--- Work required ---
Nothing but a number should be given: how many lines in the entries below include the string "checked".

START Supplied records

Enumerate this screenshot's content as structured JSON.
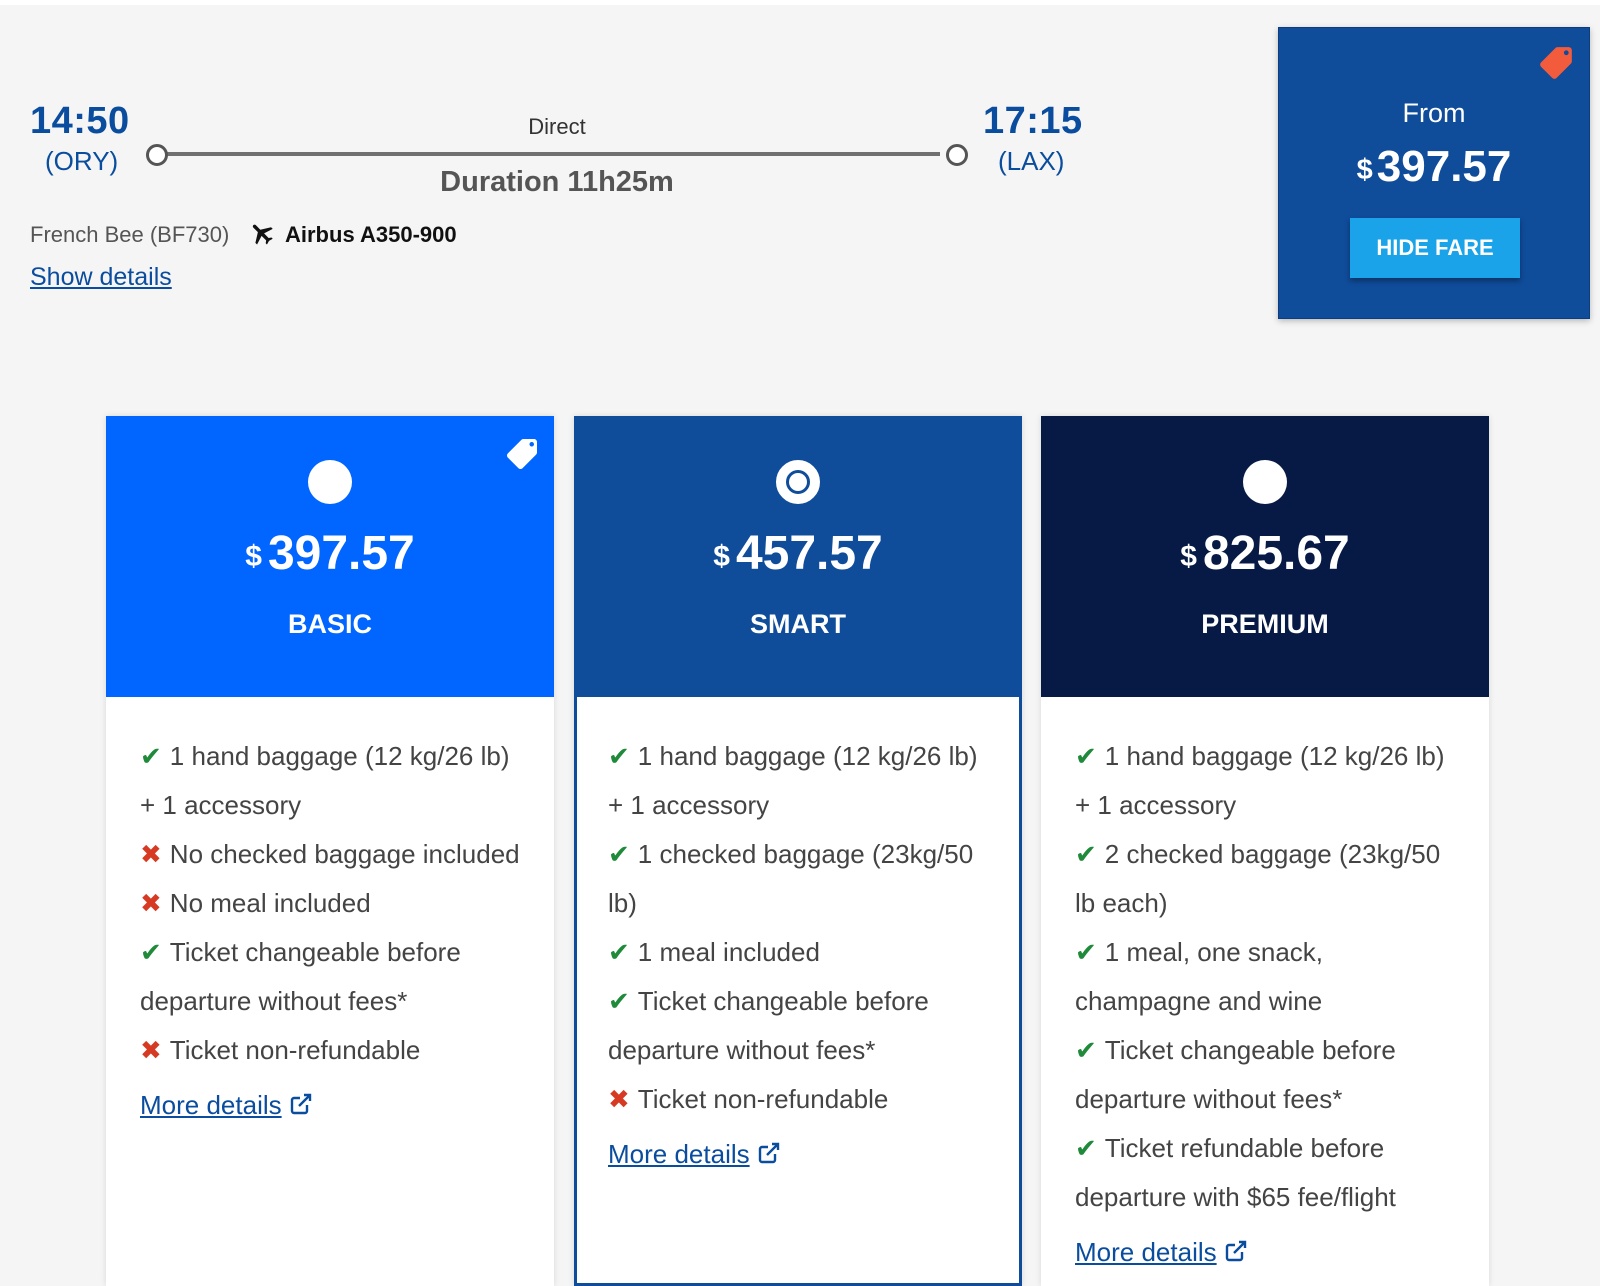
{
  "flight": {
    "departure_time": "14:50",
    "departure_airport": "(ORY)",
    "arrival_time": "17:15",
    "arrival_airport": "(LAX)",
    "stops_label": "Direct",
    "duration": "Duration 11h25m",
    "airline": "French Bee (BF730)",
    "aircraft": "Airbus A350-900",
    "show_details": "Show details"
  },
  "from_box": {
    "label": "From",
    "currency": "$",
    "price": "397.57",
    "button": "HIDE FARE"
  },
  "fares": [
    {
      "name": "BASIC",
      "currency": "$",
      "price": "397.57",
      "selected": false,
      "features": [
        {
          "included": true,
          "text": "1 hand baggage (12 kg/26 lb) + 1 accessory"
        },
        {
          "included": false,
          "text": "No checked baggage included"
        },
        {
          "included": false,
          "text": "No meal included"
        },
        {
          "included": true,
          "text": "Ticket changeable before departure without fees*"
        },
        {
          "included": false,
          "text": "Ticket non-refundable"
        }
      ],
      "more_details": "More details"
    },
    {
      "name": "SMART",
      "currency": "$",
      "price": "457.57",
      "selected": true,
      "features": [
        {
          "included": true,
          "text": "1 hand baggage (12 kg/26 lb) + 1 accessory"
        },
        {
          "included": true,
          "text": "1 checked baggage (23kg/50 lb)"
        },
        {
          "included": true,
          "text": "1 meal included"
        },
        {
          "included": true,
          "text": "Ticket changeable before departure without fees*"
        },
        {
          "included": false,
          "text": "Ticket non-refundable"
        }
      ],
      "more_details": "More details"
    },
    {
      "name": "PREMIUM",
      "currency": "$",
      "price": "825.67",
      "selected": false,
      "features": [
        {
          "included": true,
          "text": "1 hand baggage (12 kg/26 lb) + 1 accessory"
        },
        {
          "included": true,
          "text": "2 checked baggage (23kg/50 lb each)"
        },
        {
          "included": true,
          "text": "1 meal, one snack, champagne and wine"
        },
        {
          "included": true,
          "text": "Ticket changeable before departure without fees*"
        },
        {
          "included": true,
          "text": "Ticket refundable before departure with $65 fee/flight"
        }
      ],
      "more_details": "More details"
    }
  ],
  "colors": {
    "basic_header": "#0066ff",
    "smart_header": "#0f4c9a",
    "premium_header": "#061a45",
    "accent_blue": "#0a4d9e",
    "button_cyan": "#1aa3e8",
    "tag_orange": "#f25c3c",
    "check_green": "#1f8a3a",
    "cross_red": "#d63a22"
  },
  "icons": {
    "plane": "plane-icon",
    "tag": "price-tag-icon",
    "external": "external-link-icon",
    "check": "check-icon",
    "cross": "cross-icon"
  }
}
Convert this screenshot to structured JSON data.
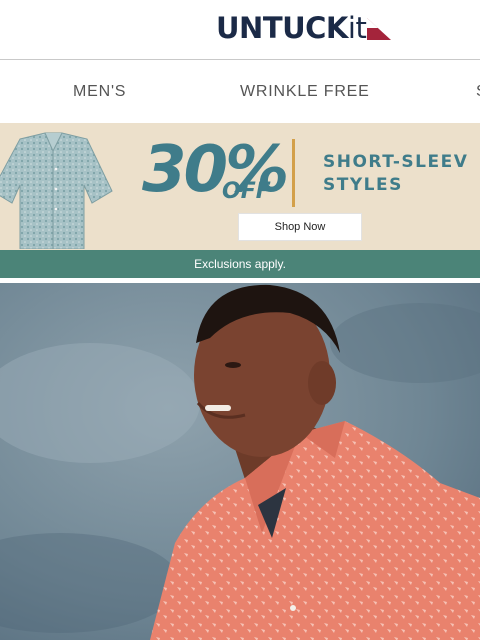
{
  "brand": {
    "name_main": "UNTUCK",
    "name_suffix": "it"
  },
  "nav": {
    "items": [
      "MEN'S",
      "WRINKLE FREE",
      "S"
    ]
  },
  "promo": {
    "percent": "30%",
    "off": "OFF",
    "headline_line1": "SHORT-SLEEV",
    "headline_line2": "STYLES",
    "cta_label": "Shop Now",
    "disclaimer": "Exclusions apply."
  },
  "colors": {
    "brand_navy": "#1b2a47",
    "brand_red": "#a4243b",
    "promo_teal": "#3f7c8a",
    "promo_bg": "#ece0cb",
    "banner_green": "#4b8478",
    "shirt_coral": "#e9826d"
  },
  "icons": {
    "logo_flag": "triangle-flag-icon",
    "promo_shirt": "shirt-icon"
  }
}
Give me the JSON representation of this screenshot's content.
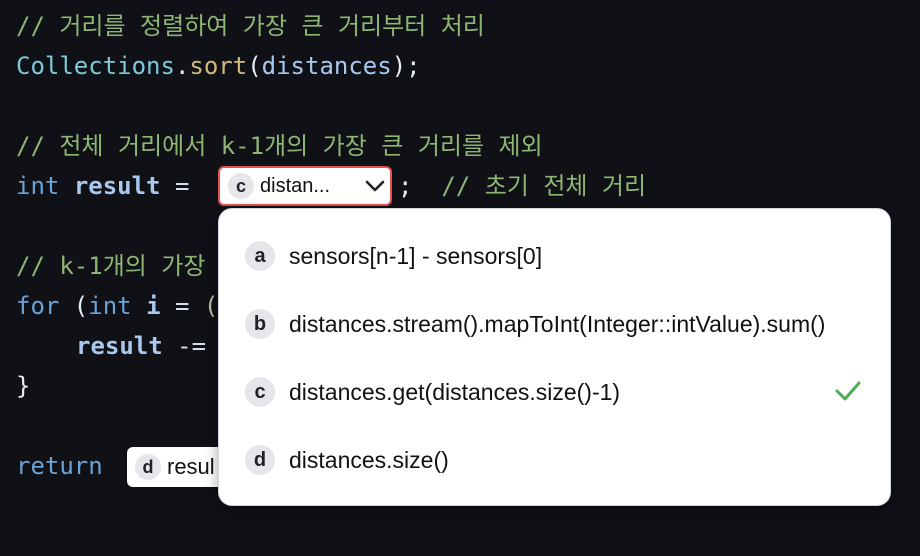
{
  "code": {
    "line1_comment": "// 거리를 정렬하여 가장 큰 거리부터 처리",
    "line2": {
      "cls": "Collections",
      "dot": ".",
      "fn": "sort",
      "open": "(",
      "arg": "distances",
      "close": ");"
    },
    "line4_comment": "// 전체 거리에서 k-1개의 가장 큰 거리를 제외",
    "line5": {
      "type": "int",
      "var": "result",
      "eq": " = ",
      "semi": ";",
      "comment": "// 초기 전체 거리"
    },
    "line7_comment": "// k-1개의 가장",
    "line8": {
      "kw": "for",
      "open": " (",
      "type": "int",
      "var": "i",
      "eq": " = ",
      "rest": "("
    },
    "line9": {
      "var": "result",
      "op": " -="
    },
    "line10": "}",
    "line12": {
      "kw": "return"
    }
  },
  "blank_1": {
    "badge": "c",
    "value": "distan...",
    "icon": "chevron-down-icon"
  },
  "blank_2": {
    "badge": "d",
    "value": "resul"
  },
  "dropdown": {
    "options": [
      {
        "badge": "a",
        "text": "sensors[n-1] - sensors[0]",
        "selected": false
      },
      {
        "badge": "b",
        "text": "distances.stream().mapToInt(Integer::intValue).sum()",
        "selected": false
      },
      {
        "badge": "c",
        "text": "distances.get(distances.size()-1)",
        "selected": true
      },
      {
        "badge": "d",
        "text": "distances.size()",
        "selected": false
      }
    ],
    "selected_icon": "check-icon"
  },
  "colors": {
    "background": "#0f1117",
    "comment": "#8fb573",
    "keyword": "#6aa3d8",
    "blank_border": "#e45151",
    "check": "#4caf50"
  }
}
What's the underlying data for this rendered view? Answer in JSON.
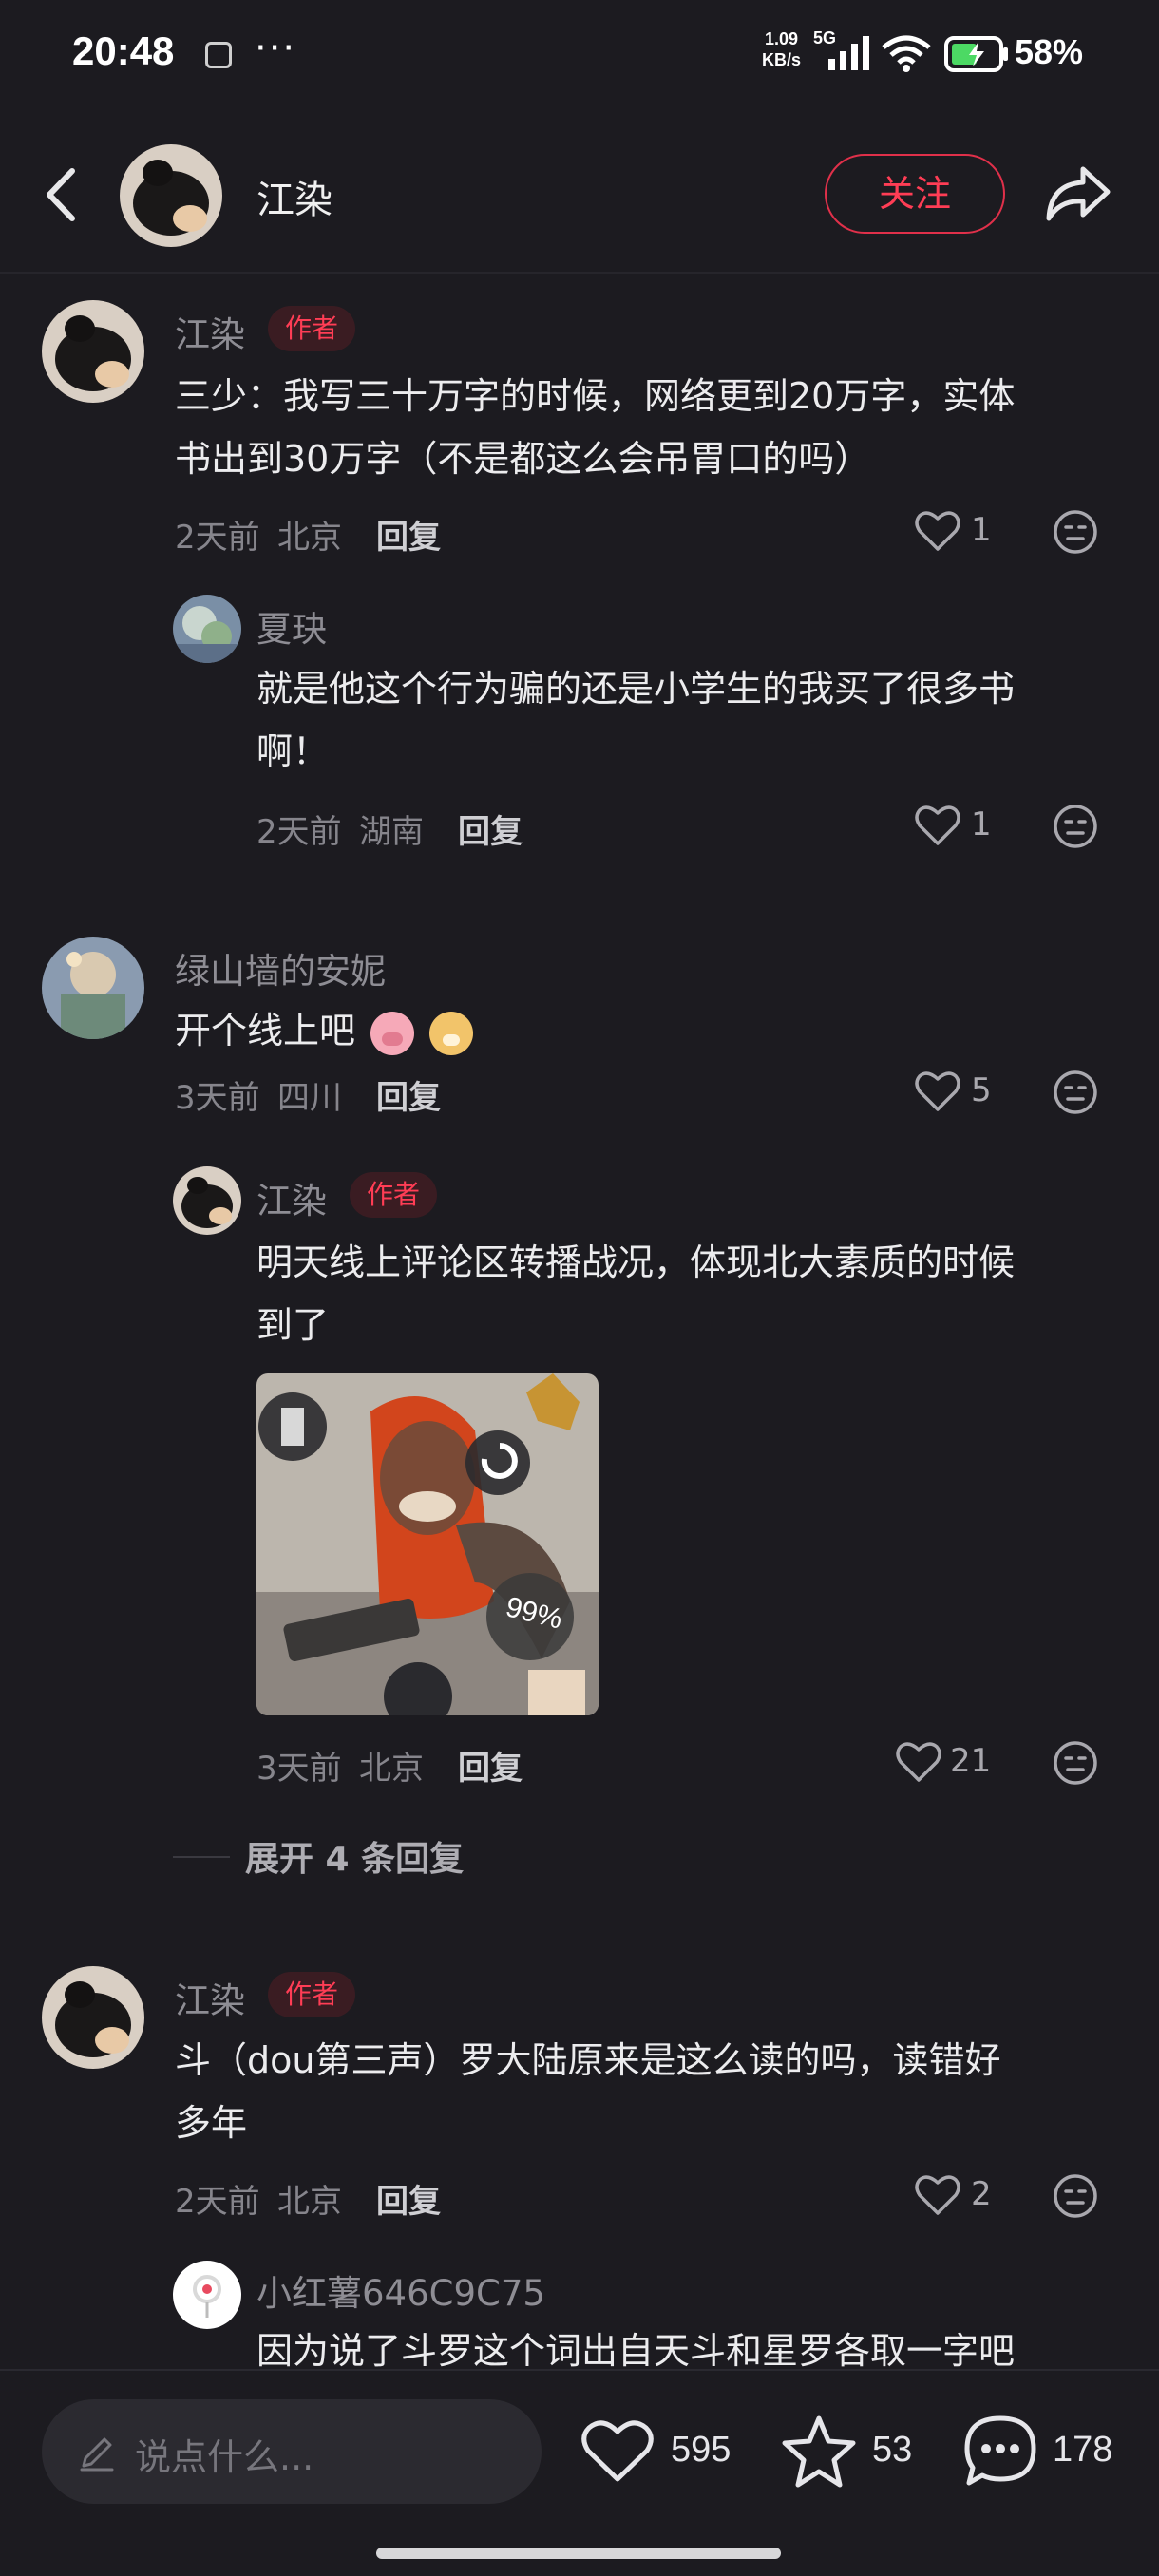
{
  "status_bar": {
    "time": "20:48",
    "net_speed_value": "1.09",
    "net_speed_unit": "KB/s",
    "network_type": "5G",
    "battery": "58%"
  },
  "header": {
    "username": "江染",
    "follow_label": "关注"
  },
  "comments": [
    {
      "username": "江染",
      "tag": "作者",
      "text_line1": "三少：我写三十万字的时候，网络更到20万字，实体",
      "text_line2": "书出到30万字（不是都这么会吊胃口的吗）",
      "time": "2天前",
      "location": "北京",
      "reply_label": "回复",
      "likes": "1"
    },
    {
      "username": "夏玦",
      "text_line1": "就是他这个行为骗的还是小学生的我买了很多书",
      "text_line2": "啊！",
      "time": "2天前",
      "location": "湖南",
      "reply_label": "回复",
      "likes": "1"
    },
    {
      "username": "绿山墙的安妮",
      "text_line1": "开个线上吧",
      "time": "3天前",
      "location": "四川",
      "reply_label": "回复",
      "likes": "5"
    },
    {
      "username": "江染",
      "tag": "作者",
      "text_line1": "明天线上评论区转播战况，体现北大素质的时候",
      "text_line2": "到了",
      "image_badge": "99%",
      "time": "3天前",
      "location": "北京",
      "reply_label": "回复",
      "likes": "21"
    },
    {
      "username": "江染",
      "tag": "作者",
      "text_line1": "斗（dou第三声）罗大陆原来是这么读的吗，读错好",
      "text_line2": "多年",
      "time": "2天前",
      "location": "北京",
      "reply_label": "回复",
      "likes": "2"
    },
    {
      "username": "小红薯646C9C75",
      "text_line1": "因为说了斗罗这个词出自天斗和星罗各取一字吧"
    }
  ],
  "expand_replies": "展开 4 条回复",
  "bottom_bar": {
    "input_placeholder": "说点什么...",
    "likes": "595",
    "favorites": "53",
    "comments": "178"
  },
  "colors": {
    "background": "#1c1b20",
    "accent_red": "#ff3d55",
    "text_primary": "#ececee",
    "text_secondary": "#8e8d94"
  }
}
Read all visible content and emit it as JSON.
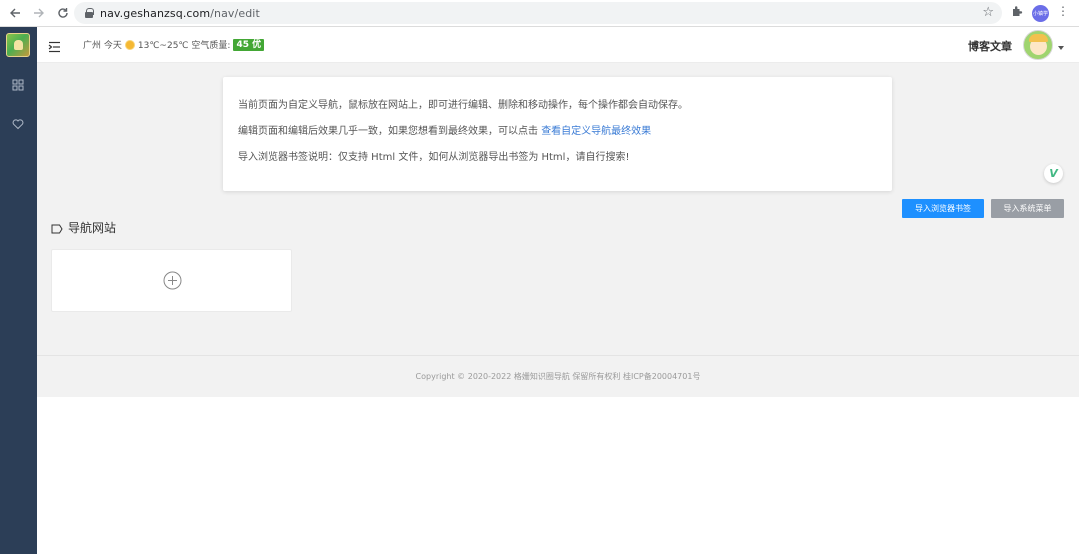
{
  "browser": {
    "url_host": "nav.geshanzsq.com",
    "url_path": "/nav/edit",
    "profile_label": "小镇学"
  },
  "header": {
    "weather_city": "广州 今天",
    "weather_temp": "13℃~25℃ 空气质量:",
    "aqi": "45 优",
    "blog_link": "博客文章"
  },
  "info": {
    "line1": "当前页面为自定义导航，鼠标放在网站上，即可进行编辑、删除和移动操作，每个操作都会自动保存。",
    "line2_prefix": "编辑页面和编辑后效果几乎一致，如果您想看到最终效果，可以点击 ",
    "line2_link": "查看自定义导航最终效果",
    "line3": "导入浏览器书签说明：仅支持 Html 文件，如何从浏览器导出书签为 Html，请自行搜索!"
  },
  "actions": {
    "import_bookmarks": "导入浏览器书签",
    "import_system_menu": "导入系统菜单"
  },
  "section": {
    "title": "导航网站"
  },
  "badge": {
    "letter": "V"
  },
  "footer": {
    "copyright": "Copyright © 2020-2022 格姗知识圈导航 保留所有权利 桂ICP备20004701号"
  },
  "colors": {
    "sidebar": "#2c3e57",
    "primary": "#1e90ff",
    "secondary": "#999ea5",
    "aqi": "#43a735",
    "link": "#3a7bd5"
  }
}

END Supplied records

--- Task answer ---
3